Brief: Output the entries that follow, word for word.

Material to process:

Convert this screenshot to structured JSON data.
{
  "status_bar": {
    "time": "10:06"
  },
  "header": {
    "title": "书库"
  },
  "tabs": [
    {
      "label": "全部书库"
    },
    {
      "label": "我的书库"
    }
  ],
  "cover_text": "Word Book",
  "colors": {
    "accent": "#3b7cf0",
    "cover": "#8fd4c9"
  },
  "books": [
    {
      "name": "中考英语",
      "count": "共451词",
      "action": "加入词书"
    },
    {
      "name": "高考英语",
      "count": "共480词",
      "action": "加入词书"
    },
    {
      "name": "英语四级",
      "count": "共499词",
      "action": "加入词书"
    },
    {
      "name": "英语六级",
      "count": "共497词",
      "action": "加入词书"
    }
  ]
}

Written solution:
Convert this screenshot to structured JSON data.
{
  "status_bar": {
    "time": "10:06"
  },
  "header": {
    "title": "书库"
  },
  "tabs": [
    {
      "label": "全部书库"
    },
    {
      "label": "我的书库"
    }
  ],
  "cover_text": "Word Book",
  "colors": {
    "accent": "#3b7cf0",
    "cover": "#8fd4c9"
  },
  "books": [
    {
      "name": "中考英语",
      "count": "共451词",
      "action": "加入词书"
    },
    {
      "name": "高考英语",
      "count": "共480词",
      "action": "加入词书"
    },
    {
      "name": "英语四级",
      "count": "共499词",
      "action": "加入词书"
    },
    {
      "name": "英语六级",
      "count": "共497词",
      "action": "加入词书"
    }
  ]
}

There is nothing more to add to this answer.